The full work is split into eight sections, Book 1 to Book 8, each varying in size from approximately 5, to 15, words. Book 8 was written by Aulus Hirtius, after Caesar's death. Commentarii de Bello Civili (Commentaries on the Civil War), or Bellum Civile, is an account written by Julius Caesar of his war against Gnaeus Pompeius and the. Finch, James B. Gaius Julius Caesar. Caesar’s Gallic War: Book I. New York: Hinds & Noble, Book I only. A completely parsed edition. The completeness of Finch’s notes makes the edition valuable to all Latin students. with macrons. Harkness, Albert. Gaius Julius Caesar. Caesar’s Commentaries on . Caesar's Commentaries may refer to one of two works written by Julius Caesar. Commentarii de Bello Gallico, concerning Caesar's campaigns in Gaul and Britain, 58–50 BC; Commentarii de Bello Civili, concerning his participation in the Roman Civil War of 49–48 BC. first great exception is Caesar’s Commentaries, a political apologia in the guise of unvarnished narrative. The style is dignified, terse, clear, and unrhetorical.
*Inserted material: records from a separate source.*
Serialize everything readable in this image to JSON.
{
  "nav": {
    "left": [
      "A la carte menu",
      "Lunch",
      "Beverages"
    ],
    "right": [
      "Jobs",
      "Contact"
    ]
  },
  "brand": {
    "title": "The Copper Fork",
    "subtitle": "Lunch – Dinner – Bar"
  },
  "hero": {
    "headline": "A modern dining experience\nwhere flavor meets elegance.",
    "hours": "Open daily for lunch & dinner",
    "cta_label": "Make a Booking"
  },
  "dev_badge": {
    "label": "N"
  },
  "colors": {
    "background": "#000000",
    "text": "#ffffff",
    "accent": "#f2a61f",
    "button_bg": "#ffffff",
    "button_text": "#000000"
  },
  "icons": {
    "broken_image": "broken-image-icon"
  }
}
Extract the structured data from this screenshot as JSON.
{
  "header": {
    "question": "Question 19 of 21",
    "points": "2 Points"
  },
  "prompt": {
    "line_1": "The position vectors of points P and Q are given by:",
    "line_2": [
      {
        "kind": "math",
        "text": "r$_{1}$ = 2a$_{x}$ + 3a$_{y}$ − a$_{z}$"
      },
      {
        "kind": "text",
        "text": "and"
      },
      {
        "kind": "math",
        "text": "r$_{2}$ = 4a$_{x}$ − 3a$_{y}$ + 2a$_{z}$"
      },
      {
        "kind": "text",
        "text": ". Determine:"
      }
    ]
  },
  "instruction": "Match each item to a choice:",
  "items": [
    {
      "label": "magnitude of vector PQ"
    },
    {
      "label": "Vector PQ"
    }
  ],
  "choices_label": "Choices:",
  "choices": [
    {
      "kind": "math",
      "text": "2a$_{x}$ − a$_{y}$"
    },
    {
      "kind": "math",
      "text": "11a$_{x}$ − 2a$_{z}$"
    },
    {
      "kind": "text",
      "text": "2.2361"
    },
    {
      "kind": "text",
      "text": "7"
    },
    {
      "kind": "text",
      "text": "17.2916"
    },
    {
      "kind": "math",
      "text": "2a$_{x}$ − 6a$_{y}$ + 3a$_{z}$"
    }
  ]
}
Read More; role of Hirtius. In Aulus Hirtius of the continuation of Caesar’s Commentaries, the eighth book of the Gallic War, and probably also of the history of the.

general title. Rather, these expressions were prefixed to each book either by Caesar or by a later hand. Since we know that Aulus Hirtius is the author of book 8 of the Commentaries and since it is widely believed that he is also the author of the Bellum Alexandrinum included in the Commentaries dealing. Quae cīvitātēs commodius suam rem pūblicam administrāre exīstimantur habent lēgibus sānctum, sī quis quid dē rē pūblicā ā fīnitimīs rūmōre aut fāmā accēperit, utī ad magistrātum dēferat nēve cum quō aliō commūnicet: quod saepe hominēs temerāriōs atque imperītōs falsīs rūmōribus terrērī et ad facinus impellī et dē summīs rēbus cōnsilium capere. Book IV. I.-III. The Usipetes and Tenchtheri, oppressed by the Suevi, migrate from Germany into Gaul; the national character of the Suevi.—IV. The Usipetes and Tenchtheri possess themselves of the estates of the Menapii.—V., VI. Caesar resolves to make war upon the Germans.—VII.-IX. Julius Caesar's War Commentaries. Gallic Wars. Book 58 B.C. Book 57 B.C. Book 56 B.C. Book 55 B.C. Book 54 B.C. Book 53 B.C. at the start of the 8th book of the Gallic Wars). Caesar's writings present himself as a much more balanced and just leader than Suetonius or Plutarch indicate in their biographies of him.